Never too young to start workPublished 12:01am Saturday, June 22, 2013
More than 100 area teens have found summer jobs, thanks to summer work programs.
The teens, who are employed with the City of Andalusia and PowerSouth, are being productive this summer by earning spending money and helping to accomplish various tasks.
Deborah Spivey, the city’s human resource manager, said nearly 60 area youth were hired by the city and the city utility board.
“They have been assigned to different departments, and we have several working with the Johnson Park crews on cutting right-of-ways, picking up trash and prepping ball fields for the new season,” Spivey said. “We have several assigned to work at the Adult Activity Center, the library, city hall, the police department, the museum, Springdale and the golf course.”
Spivey said the Will Coleman Enrichment Program is in full swing at the Coleman Center for children ages 5–14, and several are assisting coach Richard Robertson with that program.
“And the horticulture department is making use of a couple to get the summer planting projects completed,” Spivey said. “Several are working with the water/sewer/electric/wastewater crews clearing right-of-ways, painting and organizing warehouse inventory. And of course, we have both the Cooper and Coleman pools open this summer and have numerous swim instructors, lifeguards and pool managers.”
At PowerSouth, communications director Mark Ingram said 27 students are employed at the Andalusia and Central Generation locations.
“These students are doing a variety of jobs such as working in our accounting, legal and communications department and in the warehouse and transportation shops,” Ingram said. “We even have some who go out and work with the guys in the substation. They’re not doing tasks, but they can be a helper.”
Ingram said the company uses the program to build interest for future employees.

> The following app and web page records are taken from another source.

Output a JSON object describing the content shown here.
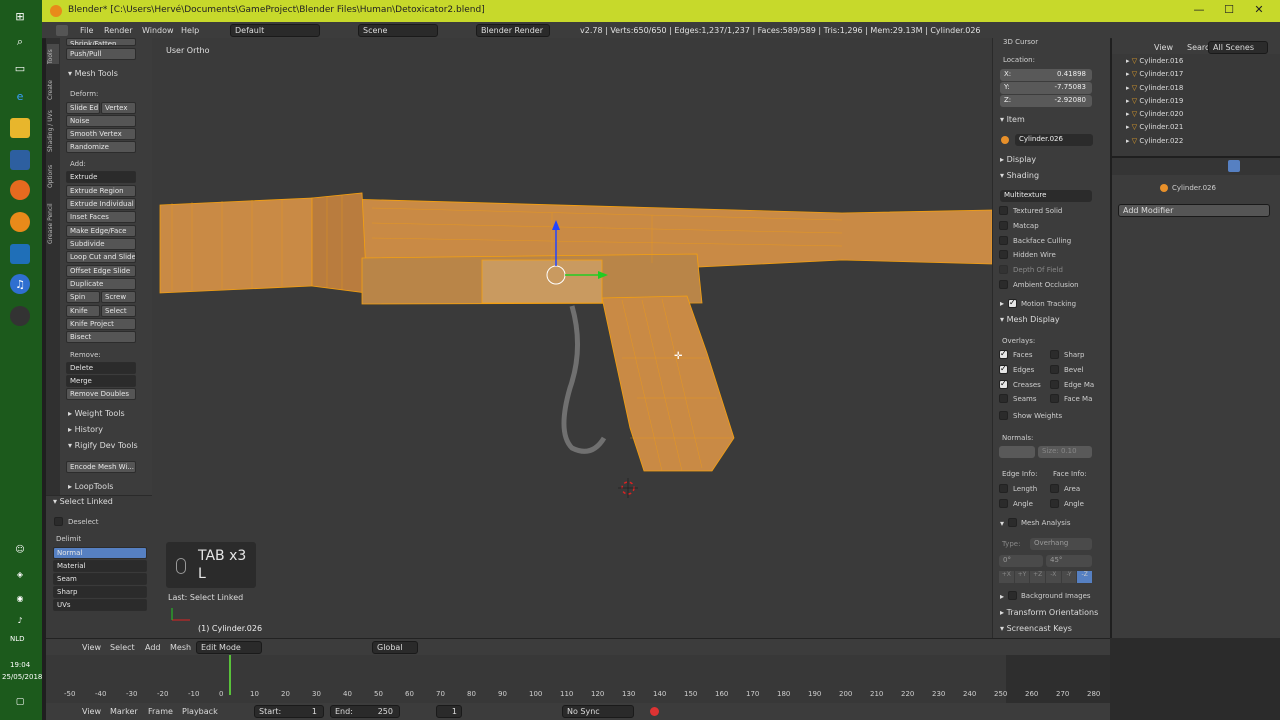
{
  "window": {
    "title": "Blender* [C:\\Users\\Hervé\\Documents\\GameProject\\Blender Files\\Human\\Detoxicator2.blend]"
  },
  "taskbar": {
    "time": "19:04",
    "date": "25/05/2018",
    "lang": "NLD"
  },
  "infobar": {
    "menus": [
      "File",
      "Render",
      "Window",
      "Help"
    ],
    "layout": "Default",
    "scene": "Scene",
    "engine": "Blender Render",
    "stats": "v2.78 | Verts:650/650 | Edges:1,237/1,237 | Faces:589/589 | Tris:1,296 | Mem:29.13M | Cylinder.026"
  },
  "toolshelf": {
    "tabs": [
      "Tools",
      "Create",
      "Shading / UVs",
      "Options",
      "Grease Pencil"
    ],
    "top_items": [
      "Shrink/Fatten",
      "Push/Pull"
    ],
    "mesh_tools": "Mesh Tools",
    "deform": "Deform:",
    "slide_edge": "Slide Ed",
    "vertex": "Vertex",
    "noise": "Noise",
    "smooth_vertex": "Smooth Vertex",
    "randomize": "Randomize",
    "add": "Add:",
    "extrude": "Extrude",
    "extrude_region": "Extrude Region",
    "extrude_individual": "Extrude Individual",
    "inset_faces": "Inset Faces",
    "make_edge_face": "Make Edge/Face",
    "subdivide": "Subdivide",
    "loop_cut": "Loop Cut and Slide",
    "offset_edge": "Offset Edge Slide",
    "duplicate": "Duplicate",
    "spin": "Spin",
    "screw": "Screw",
    "knife": "Knife",
    "select": "Select",
    "knife_project": "Knife Project",
    "bisect": "Bisect",
    "remove": "Remove:",
    "delete": "Delete",
    "merge": "Merge",
    "remove_doubles": "Remove Doubles",
    "weight_tools": "Weight Tools",
    "history": "History",
    "rigify": "Rigify Dev Tools",
    "encode_mesh": "Encode Mesh Wi...",
    "looptools": "LoopTools",
    "select_linked": "Select Linked",
    "deselect": "Deselect",
    "delimit": "Delimit",
    "delimit_options": [
      "Normal",
      "Material",
      "Seam",
      "Sharp",
      "UVs"
    ]
  },
  "viewport": {
    "label": "User Ortho",
    "key_display_line1": "TAB x3",
    "key_display_line2": "L",
    "last_op": "Last: Select Linked",
    "object_label": "(1) Cylinder.026"
  },
  "rightpanel": {
    "cursor_header": "3D Cursor",
    "location": "Location:",
    "x": "X:",
    "x_val": "0.41898",
    "y": "Y:",
    "y_val": "-7.75083",
    "z": "Z:",
    "z_val": "-2.92080",
    "item": "Item",
    "item_name": "Cylinder.026",
    "display": "Display",
    "shading": "Shading",
    "shading_mode": "Multitexture",
    "textured_solid": "Textured Solid",
    "matcap": "Matcap",
    "backface": "Backface Culling",
    "hidden_wire": "Hidden Wire",
    "depth_field": "Depth Of Field",
    "ambient": "Ambient Occlusion",
    "motion": "Motion Tracking",
    "mesh_display": "Mesh Display",
    "overlays": "Overlays:",
    "faces": "Faces",
    "sharp": "Sharp",
    "edges": "Edges",
    "bevel": "Bevel",
    "creases": "Creases",
    "edge_ma": "Edge Ma",
    "seams": "Seams",
    "face_ma": "Face Ma",
    "show_weights": "Show Weights",
    "normals": "Normals:",
    "size": "Size: 0.10",
    "edge_info": "Edge Info:",
    "face_info": "Face Info:",
    "length": "Length",
    "area": "Area",
    "angle1": "Angle",
    "angle2": "Angle",
    "mesh_analysis": "Mesh Analysis",
    "type": "Type:",
    "type_val": "Overhang",
    "ma_val1": "0°",
    "ma_val2": "45°",
    "axes": [
      "+X",
      "+Y",
      "+Z",
      "-X",
      "-Y",
      "-Z"
    ],
    "bg_images": "Background Images",
    "transform_orient": "Transform Orientations",
    "screencast": "Screencast Keys"
  },
  "outliner": {
    "view": "View",
    "search": "Search",
    "all_scenes": "All Scenes",
    "items": [
      "Cylinder.016",
      "Cylinder.017",
      "Cylinder.018",
      "Cylinder.019",
      "Cylinder.020",
      "Cylinder.021",
      "Cylinder.022"
    ]
  },
  "props": {
    "object": "Cylinder.026",
    "add_modifier": "Add Modifier"
  },
  "viewheader": {
    "view": "View",
    "select": "Select",
    "add": "Add",
    "mesh": "Mesh",
    "mode": "Edit Mode",
    "orientation": "Global"
  },
  "timeline": {
    "ticks": [
      "-50",
      "-40",
      "-30",
      "-20",
      "-10",
      "0",
      "10",
      "20",
      "30",
      "40",
      "50",
      "60",
      "70",
      "80",
      "90",
      "100",
      "110",
      "120",
      "130",
      "140",
      "150",
      "160",
      "170",
      "180",
      "190",
      "200",
      "210",
      "220",
      "230",
      "240",
      "250",
      "260",
      "270",
      "280"
    ],
    "menus": [
      "View",
      "Marker",
      "Frame",
      "Playback"
    ],
    "start": "Start:",
    "start_val": "1",
    "end": "End:",
    "end_val": "250",
    "current": "1",
    "sync": "No Sync"
  },
  "colors": {
    "titlebar": "#c7d92b",
    "taskbar": "#1c5a1c",
    "mesh": "#c98a45",
    "wire": "#f5a00f",
    "accent": "#5680c2"
  }
}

“We try to align the students in an area that they are interested in, not only to learn something, but we also look at it as a scholarship program. Students get to earn a little money while they’re at home for the summer, and at the same time, it gives them an idea of what it’s like to work in a corporate environment.”

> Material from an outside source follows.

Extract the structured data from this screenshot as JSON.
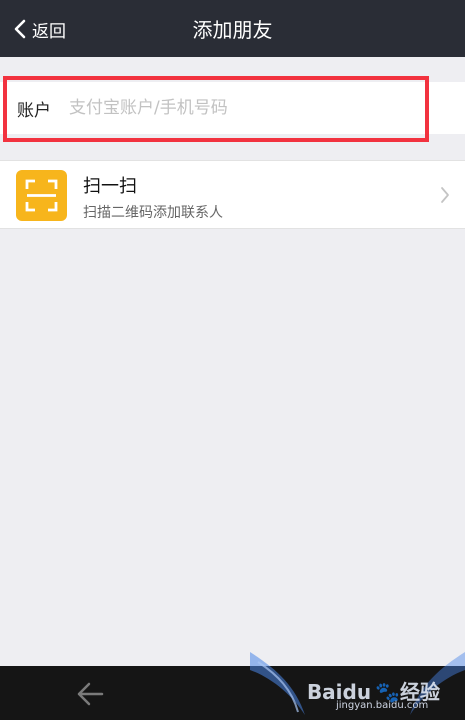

Not all summer jobs are found at big corporations or in municipal government. Sarah Atkinson is working alongside her dad, Dr. Toby, this summer at Andalusia Animal Clinic.
Atkinson said it’s her job to keep the animals clean.
“I usually give them a bath from 8 to 10:30 a.m. basically every day,” she said. “It’s fun.”